### TASK ITEM
All records that follow are to be copied exactly, with images omitted.

### DATA IN THIS EXERCISE
+++++

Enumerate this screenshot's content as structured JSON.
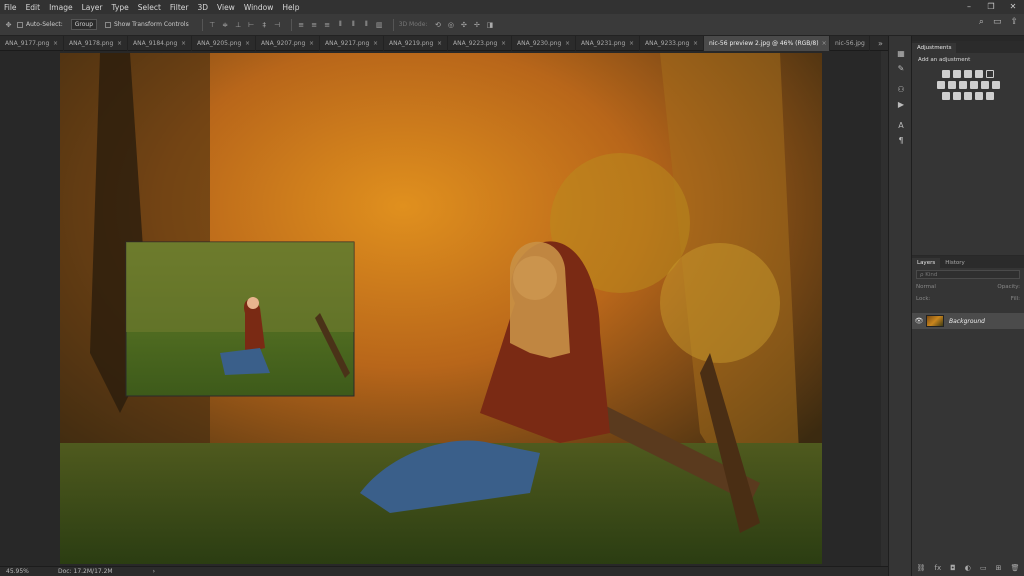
{
  "menu": [
    "File",
    "Edit",
    "Image",
    "Layer",
    "Type",
    "Select",
    "Filter",
    "3D",
    "View",
    "Window",
    "Help"
  ],
  "window_controls": [
    "–",
    "❐",
    "✕"
  ],
  "options": {
    "auto_select": "Auto-Select:",
    "group": "Group",
    "show_transform": "Show Transform Controls",
    "mode_3d": "3D Mode:"
  },
  "tabs": [
    {
      "label": "ANA_9177.png"
    },
    {
      "label": "ANA_9178.png"
    },
    {
      "label": "ANA_9184.png"
    },
    {
      "label": "ANA_9205.png"
    },
    {
      "label": "ANA_9207.png"
    },
    {
      "label": "ANA_9217.png"
    },
    {
      "label": "ANA_9219.png"
    },
    {
      "label": "ANA_9223.png"
    },
    {
      "label": "ANA_9230.png"
    },
    {
      "label": "ANA_9231.png"
    },
    {
      "label": "ANA_9233.png"
    },
    {
      "label": "nic-56 preview 2.jpg @ 46% (RGB/8)"
    },
    {
      "label": "nic-56.jpg"
    }
  ],
  "tab_close": "×",
  "tab_overflow": "»",
  "status": {
    "zoom": "45.95%",
    "doc": "Doc: 17.2M/17.2M",
    "arrow": "›"
  },
  "adjustments": {
    "tab": "Adjustments",
    "header": "Add an adjustment"
  },
  "layers_panel": {
    "tabs": [
      "Layers",
      "History"
    ],
    "kind": "ρ Kind",
    "blend": "Normal",
    "opacity": "Opacity:",
    "lock": "Lock:",
    "fill": "Fill:",
    "layer_name": "Background"
  },
  "colors": {
    "accent": "#4b4b4b",
    "bg": "#282828",
    "panel": "#353535"
  }
}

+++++

### OUTPUT FOR THIS EXERCISE
Enumerate this screenshot's content as structured JSON.
{
  "menu": [
    "File",
    "Edit",
    "Image",
    "Layer",
    "Type",
    "Select",
    "Filter",
    "3D",
    "View",
    "Window",
    "Help"
  ],
  "window_controls": [
    "–",
    "❐",
    "✕"
  ],
  "options": {
    "auto_select": "Auto-Select:",
    "group": "Group",
    "show_transform": "Show Transform Controls",
    "mode_3d": "3D Mode:"
  },
  "tabs": [
    {
      "label": "ANA_9177.png"
    },
    {
      "label": "ANA_9178.png"
    },
    {
      "label": "ANA_9184.png"
    },
    {
      "label": "ANA_9205.png"
    },
    {
      "label": "ANA_9207.png"
    },
    {
      "label": "ANA_9217.png"
    },
    {
      "label": "ANA_9219.png"
    },
    {
      "label": "ANA_9223.png"
    },
    {
      "label": "ANA_9230.png"
    },
    {
      "label": "ANA_9231.png"
    },
    {
      "label": "ANA_9233.png"
    },
    {
      "label": "nic-56 preview 2.jpg @ 46% (RGB/8)"
    },
    {
      "label": "nic-56.jpg"
    }
  ],
  "tab_close": "×",
  "tab_overflow": "»",
  "status": {
    "zoom": "45.95%",
    "doc": "Doc: 17.2M/17.2M",
    "arrow": "›"
  },
  "adjustments": {
    "tab": "Adjustments",
    "header": "Add an adjustment"
  },
  "layers_panel": {
    "tabs": [
      "Layers",
      "History"
    ],
    "kind": "ρ Kind",
    "blend": "Normal",
    "opacity": "Opacity:",
    "lock": "Lock:",
    "fill": "Fill:",
    "layer_name": "Background"
  },
  "colors": {
    "accent": "#4b4b4b",
    "bg": "#282828",
    "panel": "#353535"
  }
}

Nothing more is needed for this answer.